In Queensland, local governments play an important role in supporting pool safety.

Local government responsibilities

Local government pool safety laws and exemptions (except disability exemptions) were phased out in 2015.

The current legislation:

  • removes local law-making powers to promote consistent pool safety standards
  • clarifies the responsibilities of private building certifiers to reduce the burden of enforcement on local governments.

Local governments are responsible for:

  • inspecting pools
  • enforcing pool safety laws
  • deciding exemptions.

Local governments have powers relating to:

  • entry to inspect pools
  • prosecution
  • decisions about impracticality exemptions and existing disability exemptions
  • cancellation of pool safety certificates for non-compliant pools
  • in some cases, declaration of areas as remote to minimise inspection costs for pools in remote areas.

Local governments must also:

  • inspect pools if asked by a pool owner by:
    • employing a pool safety inspector in-house
    • sharing a pool safety inspector among local governments
    • contracting to a private pool safety inspector
  • inspect a regulated pool following:
    • an immersion notice from Queensland Health
    • a complaint notice
    • a notice from the Queensland Building and Construction Commission.
  • give pool safety advisory information to pool owners every 4 years if a pool safety certificate hasn't been in effect (e.g. by sending pool owners a notice or including information on rates notices).

Local governments can charge a cost recovery fee to perform these responsibilities, except for responding to immersion notices or complaint notices. They can also impose on-the-spot fines on pool owners in some cases.

Employing pool safety inspectors

Local governments should ensure some of their officers are trained and licensed as pool safety inspectors.

The laws require local governments to employ or appoint a licensed pool safety inspector if a pool owner asks them to inspect their pool to obtain a pool safety certificate.

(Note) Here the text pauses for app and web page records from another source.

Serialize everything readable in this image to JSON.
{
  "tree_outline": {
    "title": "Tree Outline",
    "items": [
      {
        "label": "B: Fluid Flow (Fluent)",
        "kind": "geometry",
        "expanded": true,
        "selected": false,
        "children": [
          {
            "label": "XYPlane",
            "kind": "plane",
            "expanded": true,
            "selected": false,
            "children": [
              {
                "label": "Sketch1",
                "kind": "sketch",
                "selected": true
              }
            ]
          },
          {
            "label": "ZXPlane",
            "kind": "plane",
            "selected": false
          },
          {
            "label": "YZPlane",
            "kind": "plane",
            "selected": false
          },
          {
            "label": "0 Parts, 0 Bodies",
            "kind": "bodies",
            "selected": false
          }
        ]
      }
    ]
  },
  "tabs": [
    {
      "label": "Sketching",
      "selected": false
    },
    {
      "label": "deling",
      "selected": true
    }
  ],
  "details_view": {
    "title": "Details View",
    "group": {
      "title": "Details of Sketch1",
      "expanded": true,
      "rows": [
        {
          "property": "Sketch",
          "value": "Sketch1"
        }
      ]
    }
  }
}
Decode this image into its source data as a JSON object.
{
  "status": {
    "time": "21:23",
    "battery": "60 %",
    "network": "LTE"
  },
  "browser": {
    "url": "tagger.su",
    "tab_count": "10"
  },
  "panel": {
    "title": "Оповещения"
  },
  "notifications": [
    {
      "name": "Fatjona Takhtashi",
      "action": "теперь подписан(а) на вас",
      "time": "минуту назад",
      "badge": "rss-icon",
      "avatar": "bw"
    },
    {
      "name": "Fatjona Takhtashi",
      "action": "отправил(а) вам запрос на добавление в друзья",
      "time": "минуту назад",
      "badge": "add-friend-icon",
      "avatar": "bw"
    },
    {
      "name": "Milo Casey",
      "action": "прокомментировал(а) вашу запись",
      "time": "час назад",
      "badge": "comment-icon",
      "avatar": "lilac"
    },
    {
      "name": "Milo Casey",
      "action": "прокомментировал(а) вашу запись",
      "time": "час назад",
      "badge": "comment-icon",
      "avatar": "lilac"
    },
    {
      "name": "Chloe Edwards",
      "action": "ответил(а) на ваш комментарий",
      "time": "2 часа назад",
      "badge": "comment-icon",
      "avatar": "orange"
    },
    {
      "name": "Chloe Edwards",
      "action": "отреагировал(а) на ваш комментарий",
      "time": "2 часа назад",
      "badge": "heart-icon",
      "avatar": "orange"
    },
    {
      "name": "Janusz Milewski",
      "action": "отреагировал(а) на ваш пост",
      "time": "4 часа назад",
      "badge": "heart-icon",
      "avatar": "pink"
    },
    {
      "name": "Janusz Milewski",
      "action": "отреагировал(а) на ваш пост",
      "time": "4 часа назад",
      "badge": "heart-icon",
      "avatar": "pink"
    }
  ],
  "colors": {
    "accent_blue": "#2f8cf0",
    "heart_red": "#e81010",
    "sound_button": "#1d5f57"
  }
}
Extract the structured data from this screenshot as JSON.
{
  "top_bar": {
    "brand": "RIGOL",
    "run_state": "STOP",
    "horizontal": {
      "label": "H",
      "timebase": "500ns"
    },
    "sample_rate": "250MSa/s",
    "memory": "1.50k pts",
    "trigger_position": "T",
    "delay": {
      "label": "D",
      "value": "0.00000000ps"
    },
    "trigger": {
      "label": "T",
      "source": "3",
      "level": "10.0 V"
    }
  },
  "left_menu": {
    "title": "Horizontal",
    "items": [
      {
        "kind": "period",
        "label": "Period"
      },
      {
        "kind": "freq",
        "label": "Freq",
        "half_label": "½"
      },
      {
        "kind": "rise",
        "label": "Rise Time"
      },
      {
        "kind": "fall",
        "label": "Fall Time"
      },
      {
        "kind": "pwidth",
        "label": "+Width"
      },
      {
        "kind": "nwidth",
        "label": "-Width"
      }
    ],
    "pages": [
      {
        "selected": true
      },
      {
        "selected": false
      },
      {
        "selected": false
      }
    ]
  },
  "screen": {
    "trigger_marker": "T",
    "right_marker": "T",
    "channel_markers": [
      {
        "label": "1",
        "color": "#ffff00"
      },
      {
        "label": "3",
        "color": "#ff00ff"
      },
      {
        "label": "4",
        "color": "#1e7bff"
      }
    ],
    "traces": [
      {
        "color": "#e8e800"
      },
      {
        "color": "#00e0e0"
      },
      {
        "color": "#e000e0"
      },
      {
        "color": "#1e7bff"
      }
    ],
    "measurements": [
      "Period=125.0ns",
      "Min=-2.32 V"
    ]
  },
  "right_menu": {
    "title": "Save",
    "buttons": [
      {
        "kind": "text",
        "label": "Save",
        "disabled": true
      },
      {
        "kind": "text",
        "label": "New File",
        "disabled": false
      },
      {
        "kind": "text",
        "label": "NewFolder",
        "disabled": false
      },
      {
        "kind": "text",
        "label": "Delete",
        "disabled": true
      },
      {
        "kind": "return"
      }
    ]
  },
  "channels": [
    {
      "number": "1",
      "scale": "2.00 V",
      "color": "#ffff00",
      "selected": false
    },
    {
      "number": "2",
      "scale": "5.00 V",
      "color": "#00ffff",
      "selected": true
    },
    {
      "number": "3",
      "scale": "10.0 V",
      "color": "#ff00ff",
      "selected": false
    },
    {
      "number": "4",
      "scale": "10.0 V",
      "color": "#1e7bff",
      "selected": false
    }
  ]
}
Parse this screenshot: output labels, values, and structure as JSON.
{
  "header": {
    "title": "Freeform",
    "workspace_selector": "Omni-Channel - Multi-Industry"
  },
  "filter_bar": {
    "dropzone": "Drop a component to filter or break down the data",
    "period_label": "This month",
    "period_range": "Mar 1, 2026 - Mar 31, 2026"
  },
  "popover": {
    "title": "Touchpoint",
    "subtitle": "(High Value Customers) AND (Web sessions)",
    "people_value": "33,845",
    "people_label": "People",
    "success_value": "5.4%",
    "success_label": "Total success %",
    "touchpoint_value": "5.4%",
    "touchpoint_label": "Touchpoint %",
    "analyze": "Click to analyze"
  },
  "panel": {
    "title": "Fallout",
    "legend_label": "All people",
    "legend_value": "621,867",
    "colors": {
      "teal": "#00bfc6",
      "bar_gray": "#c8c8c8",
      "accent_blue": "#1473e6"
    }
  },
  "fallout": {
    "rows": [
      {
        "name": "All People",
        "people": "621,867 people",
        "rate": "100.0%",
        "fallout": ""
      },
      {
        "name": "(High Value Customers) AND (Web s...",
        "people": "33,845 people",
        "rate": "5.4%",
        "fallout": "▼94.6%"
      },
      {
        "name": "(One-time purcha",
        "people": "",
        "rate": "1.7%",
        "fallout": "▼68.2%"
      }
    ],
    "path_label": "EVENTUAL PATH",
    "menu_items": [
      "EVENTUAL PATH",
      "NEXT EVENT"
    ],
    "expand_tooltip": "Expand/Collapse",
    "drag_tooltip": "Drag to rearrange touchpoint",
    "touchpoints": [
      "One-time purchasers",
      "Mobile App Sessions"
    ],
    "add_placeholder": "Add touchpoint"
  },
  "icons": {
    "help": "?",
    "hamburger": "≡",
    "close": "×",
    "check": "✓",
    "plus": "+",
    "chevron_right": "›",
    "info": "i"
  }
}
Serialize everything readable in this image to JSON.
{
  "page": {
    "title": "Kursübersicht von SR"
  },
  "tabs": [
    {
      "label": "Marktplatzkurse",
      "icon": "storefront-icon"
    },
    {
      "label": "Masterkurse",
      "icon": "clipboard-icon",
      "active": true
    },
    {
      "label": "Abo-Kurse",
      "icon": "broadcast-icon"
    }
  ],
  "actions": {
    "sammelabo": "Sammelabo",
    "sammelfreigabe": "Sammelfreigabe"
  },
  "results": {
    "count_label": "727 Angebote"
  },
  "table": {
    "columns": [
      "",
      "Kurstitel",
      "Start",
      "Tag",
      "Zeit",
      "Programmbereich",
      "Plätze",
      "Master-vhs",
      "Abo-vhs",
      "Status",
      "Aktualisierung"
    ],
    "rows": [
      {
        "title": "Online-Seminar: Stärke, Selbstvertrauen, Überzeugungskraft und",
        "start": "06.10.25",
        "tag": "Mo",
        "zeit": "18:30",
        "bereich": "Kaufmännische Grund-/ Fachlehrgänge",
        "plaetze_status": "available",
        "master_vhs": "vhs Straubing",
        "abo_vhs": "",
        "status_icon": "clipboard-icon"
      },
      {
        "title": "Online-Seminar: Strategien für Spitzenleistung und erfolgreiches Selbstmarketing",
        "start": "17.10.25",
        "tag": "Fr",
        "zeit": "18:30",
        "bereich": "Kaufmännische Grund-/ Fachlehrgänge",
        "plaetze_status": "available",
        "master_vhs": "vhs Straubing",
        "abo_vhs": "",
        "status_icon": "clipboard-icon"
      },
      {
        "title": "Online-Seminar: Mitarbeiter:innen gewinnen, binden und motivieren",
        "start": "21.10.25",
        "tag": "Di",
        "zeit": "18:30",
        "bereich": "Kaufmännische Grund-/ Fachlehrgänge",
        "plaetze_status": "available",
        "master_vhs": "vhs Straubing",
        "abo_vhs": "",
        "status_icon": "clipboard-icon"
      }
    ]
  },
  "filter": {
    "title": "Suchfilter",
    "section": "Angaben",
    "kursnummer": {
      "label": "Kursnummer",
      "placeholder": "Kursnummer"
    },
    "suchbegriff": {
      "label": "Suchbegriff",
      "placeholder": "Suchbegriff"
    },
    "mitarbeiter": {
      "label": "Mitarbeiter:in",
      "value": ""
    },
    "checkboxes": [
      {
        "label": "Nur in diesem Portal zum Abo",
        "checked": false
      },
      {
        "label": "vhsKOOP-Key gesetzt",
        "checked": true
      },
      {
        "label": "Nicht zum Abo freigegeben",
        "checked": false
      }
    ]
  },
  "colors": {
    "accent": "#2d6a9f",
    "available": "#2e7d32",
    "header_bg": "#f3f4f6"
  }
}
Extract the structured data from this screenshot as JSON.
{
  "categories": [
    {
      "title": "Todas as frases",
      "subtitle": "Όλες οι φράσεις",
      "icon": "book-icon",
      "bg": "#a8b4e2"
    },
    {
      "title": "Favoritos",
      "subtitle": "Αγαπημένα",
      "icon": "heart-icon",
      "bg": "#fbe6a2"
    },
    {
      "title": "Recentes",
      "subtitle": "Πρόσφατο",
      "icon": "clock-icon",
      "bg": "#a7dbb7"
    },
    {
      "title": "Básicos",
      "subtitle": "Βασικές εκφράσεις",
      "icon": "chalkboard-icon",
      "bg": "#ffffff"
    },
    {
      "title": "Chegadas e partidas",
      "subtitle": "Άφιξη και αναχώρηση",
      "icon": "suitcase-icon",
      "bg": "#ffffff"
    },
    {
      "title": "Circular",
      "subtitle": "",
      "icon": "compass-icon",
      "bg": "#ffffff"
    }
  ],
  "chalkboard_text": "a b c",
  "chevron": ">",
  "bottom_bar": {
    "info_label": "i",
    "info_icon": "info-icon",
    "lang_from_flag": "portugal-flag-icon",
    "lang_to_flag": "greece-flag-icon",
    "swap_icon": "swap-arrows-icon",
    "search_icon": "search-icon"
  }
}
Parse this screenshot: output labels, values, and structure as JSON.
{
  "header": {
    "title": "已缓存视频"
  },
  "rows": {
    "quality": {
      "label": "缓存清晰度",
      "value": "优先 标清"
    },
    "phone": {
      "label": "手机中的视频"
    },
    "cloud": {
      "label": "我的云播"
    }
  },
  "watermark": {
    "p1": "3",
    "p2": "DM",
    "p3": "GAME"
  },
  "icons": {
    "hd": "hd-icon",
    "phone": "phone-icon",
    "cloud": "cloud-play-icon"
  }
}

All other local government pool safety functions under the laws can be done by suitably trained local government officers.

Pool safety inspectors are licensed by the Queensland Building and Construction Commission (QBCC).

Pool safety inspectors must complete the pool safety inspector course and obtain the required professional indemnity insurance (except government employees).

Training courses are approved through the Australian Skills Quality Authority. Find course providers on the Australian Government website.

Contact

General enquiries 13 QGOV (13 74 68)